At this point, I figured, aw, shucks, and admitted to having read the highly illicit OT III technical manual. She acted like she was completely surprised, even though it is available at countless destination spots across the Internet’s torrent underground. It is difficult to describe the immensity of the temptation at the time to pull out my laptop and show her all of the copyrighted files, but these Scientologists were famous for their copyright law voodoo. I had neither the means nor the willingness to deal with the fact that she might have had some rapport with the police at the door to deal with researchers such as myself. I held off the temptation of watching her reaction to Hubbard’s own handwriting spelling “Xenu” on a monitor in the interest of avoiding a tangle with the Church.
CAROL: You have read untruths. Total bullshit. It’s distorted.

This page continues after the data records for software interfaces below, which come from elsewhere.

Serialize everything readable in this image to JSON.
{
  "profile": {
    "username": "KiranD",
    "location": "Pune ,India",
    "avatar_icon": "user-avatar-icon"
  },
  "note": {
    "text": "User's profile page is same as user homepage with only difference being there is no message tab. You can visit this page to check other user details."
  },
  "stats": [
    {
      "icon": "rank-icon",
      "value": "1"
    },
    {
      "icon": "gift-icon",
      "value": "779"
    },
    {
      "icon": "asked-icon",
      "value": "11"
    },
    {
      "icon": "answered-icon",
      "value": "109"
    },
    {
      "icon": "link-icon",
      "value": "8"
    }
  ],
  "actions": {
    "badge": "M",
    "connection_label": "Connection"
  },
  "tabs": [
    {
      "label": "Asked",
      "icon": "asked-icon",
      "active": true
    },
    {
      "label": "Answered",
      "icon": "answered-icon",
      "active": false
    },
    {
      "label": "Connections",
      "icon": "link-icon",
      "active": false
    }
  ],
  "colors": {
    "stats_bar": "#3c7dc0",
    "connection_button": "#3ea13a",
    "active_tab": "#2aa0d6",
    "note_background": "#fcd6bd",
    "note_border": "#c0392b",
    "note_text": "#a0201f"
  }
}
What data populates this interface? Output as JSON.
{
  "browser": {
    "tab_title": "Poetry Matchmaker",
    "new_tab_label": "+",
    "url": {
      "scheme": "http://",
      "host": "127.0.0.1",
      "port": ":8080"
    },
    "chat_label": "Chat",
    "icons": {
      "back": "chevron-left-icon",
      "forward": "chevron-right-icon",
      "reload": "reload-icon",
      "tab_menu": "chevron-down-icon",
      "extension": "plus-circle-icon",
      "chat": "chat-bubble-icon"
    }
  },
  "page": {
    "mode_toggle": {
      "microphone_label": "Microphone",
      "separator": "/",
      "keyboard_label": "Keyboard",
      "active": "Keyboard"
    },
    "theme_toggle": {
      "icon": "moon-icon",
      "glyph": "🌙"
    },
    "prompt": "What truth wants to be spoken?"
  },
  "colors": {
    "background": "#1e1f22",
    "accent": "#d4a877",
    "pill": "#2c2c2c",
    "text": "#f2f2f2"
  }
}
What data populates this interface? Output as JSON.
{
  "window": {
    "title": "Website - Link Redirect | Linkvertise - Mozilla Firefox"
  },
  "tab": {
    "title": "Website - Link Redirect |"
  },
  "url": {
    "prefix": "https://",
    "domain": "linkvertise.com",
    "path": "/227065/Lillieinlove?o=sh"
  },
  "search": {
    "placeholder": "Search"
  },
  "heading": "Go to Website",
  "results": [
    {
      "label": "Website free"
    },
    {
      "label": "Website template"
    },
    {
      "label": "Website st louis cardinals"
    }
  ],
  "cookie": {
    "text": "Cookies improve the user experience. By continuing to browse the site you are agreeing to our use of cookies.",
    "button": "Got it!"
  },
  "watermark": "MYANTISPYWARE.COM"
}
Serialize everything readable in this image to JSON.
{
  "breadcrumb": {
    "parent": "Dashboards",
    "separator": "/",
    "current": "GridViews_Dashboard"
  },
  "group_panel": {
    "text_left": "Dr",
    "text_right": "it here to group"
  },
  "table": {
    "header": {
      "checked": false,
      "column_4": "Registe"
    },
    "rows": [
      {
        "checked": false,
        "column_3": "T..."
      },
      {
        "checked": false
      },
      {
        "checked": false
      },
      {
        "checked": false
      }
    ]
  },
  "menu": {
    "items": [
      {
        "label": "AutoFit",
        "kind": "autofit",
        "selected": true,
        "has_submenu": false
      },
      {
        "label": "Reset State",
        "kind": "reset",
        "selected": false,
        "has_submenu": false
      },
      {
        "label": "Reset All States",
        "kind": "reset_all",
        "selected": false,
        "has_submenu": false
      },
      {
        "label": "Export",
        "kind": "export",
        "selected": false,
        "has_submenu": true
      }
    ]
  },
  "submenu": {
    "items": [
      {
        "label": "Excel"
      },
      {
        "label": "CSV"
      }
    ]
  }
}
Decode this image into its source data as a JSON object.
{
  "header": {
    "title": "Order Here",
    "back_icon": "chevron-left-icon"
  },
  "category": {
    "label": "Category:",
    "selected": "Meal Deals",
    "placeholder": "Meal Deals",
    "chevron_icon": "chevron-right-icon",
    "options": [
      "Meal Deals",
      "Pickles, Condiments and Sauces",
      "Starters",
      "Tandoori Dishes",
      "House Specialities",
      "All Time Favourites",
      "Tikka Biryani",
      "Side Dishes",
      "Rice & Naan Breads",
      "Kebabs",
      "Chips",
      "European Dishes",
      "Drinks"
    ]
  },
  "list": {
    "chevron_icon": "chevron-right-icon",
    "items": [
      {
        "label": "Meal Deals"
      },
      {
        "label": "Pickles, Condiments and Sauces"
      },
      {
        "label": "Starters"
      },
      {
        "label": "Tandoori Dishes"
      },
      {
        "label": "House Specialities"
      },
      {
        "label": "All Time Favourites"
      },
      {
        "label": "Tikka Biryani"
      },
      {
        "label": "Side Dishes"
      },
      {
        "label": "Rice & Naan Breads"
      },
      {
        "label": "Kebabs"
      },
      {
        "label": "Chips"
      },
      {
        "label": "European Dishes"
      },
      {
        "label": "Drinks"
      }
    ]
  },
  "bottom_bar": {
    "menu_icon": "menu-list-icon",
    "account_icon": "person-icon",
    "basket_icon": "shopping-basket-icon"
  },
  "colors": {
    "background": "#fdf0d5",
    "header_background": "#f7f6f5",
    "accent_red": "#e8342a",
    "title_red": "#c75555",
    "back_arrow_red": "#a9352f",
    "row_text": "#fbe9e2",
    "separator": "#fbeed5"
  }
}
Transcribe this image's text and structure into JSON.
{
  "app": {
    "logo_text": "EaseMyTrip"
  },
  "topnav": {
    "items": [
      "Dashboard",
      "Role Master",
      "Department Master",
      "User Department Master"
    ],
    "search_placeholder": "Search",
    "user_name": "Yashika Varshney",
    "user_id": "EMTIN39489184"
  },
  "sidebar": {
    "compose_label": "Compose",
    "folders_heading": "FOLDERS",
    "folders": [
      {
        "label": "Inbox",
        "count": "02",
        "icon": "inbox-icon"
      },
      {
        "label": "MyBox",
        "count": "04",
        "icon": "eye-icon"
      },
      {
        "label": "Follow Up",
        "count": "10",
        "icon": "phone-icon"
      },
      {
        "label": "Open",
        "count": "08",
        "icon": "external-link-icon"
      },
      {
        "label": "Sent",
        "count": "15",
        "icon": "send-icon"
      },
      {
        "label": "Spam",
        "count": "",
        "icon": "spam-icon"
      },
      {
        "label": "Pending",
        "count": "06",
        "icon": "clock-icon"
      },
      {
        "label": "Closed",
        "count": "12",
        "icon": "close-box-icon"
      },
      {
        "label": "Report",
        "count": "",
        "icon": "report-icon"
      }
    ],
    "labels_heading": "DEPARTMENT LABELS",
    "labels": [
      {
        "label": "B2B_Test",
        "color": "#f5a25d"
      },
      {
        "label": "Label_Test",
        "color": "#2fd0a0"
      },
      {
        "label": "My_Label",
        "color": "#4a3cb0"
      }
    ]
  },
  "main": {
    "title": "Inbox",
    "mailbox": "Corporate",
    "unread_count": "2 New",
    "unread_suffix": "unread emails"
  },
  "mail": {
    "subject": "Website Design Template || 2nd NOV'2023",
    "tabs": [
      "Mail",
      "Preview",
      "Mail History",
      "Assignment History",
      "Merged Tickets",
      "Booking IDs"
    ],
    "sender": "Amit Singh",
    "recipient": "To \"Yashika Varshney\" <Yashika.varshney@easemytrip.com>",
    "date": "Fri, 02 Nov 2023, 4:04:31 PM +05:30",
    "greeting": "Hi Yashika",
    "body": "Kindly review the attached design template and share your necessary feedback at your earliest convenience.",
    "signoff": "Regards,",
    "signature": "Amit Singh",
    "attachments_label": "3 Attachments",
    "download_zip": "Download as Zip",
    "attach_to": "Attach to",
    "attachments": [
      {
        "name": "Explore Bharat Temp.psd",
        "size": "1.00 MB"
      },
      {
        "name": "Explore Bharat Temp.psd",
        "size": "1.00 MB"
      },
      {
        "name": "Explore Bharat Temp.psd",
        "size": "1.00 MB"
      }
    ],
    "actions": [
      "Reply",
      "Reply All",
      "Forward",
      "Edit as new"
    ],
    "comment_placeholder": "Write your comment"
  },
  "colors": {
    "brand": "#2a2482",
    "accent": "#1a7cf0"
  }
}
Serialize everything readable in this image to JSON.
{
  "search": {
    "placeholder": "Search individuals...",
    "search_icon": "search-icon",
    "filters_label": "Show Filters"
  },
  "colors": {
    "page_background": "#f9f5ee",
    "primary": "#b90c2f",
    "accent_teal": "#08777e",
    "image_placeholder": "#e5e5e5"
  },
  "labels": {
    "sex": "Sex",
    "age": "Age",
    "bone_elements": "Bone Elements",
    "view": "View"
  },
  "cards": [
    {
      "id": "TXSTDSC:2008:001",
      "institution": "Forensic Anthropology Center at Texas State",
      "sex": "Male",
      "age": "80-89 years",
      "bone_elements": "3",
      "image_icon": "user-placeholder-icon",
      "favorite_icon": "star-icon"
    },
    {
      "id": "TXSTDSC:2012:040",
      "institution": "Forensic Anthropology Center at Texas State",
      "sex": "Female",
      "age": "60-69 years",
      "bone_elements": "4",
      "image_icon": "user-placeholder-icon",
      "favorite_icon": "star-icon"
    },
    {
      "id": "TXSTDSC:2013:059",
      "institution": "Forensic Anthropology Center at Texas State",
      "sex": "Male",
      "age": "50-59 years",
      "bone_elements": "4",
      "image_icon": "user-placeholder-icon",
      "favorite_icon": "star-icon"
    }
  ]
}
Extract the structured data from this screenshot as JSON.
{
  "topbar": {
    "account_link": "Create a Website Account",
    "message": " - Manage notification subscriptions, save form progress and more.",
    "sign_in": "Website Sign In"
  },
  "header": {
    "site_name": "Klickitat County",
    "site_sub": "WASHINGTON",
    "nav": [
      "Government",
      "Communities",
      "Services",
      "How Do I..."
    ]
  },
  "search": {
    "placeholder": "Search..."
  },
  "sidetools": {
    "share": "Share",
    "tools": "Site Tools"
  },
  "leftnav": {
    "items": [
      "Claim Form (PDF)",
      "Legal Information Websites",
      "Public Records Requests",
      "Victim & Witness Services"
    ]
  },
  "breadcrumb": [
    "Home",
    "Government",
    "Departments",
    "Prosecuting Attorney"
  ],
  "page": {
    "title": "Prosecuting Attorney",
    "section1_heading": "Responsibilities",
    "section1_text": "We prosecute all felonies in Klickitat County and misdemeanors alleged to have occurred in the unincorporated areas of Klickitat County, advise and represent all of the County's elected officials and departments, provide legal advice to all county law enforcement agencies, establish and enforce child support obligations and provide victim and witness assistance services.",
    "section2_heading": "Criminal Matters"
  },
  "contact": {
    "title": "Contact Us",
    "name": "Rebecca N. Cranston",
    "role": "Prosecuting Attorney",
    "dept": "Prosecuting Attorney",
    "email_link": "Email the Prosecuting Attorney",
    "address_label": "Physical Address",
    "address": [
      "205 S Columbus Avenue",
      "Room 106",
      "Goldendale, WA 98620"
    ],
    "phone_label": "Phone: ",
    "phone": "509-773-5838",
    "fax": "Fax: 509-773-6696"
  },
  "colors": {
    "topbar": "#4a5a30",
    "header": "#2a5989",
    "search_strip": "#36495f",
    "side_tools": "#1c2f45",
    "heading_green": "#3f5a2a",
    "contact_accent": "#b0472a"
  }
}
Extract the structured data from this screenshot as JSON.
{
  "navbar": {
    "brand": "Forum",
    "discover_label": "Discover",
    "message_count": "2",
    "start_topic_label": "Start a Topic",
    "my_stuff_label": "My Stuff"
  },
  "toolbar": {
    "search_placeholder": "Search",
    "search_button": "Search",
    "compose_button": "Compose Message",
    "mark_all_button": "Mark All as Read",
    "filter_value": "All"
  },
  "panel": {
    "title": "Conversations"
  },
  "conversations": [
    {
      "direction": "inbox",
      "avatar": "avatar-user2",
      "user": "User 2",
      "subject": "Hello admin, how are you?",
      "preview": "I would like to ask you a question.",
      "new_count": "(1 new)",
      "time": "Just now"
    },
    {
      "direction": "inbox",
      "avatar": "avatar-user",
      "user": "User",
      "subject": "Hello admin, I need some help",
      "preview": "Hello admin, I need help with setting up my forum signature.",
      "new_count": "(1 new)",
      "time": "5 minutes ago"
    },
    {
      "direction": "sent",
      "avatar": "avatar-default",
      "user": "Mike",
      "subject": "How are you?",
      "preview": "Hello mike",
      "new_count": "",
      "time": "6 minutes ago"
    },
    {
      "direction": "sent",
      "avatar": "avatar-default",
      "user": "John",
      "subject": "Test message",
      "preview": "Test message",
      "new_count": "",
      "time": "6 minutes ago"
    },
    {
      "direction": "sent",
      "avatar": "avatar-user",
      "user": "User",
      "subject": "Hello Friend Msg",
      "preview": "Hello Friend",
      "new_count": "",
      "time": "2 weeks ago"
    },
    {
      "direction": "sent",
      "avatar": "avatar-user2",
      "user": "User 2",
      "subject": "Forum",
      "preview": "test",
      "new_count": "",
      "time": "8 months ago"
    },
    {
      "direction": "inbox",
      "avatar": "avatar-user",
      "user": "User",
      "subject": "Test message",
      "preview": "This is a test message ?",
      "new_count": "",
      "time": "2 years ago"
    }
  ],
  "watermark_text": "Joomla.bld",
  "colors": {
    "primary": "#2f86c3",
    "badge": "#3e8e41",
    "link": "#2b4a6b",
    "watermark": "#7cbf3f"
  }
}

It’s meant to make us look like imbeciles because of one reason alone, one reason only, and I am going to tell you this: There are forces out there — drugs, bikers, oil mongers; there are a couple of others, the media — who try to enslave our society by their lies. This organization is the most ethical, the most sane, the most supportive; has the tools that can allow people to have some personal freedom.
ALVAREZ: So many people don’t go that way.
CAROL: I’m telling you because, if somebody puts, he says, confidential material from upper levels and puts it on the Internet – first of all, anybody who would attain this state of awareness wouldn’t do it. He wouldn’t do it . He just wouldn’t because he has compassion to reach the state where he would include mankind rather than individualize himself.
While I was too often a fan of flattering myself as an influential member of the news media , my agenda to ens lave my readers was no t been working out so well at the time. I have been researching Scientology for years and have regarded Operating Thetan documents from a variety of sources. Someone, somebody within the church has not only released these documents, but in all serious likelihood this has happened repeatedly. In this respect, Carol was either sincerely duping herself or lying very hard. Essentially, she posits that someone would take the time to forge what are thousands of pages of documents.
What I leave open for all of you Scientology haters out there is this: Would Carol’ s insistence that the documents I saw were fake on the basis of that “fact ” that no Scientologist would ever disclose them provide in court the legal framework to endlessly distribute Scientology’s copyrighted internal documents on the World Wide Web? If Carol were right, then there would be no harm because the documents could not conceivably belong to the church.
The interview with Carol had numerous other brilliant moments of misdirection, prevarication and avoidance on her part. (Our overlords and slave masters, psychiatrists, sometimes refer to this as “blocking.”) These included her denying having heard of the term “Freezoner” to describe the church’ s debased Hubbard-ite relatives practicing in the Eastern Bloc and Germany outside of the financial triangle of Church President David Miscavige .
Of course Carol would trash the German government, which has criminalized Scientology as “oppressive” (thus driving underground the “Freezone” movement). So in a supreme instance of irony, she expressed resentment of the persecutor and the persecuted, who when pressed, in contradiction to her earlier denial of their very existence, she would acknowledge merely as “not practicing Scientology.”